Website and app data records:
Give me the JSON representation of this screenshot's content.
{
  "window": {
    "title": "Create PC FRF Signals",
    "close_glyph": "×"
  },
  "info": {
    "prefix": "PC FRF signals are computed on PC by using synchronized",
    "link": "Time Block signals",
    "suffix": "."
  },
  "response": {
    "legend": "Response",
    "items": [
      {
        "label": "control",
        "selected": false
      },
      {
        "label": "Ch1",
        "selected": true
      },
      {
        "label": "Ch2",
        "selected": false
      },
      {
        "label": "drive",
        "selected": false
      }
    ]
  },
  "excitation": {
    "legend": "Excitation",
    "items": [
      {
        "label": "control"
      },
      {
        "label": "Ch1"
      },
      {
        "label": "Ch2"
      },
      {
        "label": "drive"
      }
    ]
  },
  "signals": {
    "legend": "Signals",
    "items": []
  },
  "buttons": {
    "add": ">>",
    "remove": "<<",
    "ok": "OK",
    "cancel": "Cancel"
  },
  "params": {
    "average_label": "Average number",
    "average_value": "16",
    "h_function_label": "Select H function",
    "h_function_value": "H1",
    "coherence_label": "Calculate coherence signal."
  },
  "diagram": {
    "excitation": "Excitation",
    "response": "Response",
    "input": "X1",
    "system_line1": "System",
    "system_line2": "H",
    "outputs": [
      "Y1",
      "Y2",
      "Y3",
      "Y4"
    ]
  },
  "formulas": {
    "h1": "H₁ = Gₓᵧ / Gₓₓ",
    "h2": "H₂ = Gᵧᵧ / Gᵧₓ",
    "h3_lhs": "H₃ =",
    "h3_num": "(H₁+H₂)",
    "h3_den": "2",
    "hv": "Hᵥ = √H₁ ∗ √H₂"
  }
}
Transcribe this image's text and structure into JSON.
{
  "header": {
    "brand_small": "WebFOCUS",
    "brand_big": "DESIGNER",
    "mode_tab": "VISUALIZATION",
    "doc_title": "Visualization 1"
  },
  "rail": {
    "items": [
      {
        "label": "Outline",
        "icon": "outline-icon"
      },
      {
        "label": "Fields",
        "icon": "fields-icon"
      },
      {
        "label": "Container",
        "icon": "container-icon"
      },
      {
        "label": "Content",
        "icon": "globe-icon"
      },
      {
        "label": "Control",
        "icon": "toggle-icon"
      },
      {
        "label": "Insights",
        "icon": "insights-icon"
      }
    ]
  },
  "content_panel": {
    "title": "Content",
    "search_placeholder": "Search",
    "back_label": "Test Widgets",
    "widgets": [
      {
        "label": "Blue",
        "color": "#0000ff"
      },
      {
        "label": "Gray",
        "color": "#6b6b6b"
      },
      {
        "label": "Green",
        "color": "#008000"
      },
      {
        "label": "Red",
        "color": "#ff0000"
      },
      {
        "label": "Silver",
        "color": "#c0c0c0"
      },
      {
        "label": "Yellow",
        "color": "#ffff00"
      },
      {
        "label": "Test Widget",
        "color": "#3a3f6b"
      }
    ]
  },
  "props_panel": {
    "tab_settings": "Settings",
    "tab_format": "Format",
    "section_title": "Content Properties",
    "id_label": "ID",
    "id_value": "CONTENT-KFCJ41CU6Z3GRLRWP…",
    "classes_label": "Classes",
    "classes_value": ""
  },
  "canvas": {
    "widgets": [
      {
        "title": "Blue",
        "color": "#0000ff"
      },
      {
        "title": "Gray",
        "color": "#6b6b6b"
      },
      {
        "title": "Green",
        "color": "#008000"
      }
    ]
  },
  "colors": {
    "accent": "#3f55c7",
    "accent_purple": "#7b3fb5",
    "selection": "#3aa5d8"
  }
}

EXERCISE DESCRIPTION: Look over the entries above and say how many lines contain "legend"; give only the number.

TASK ANSWER: 3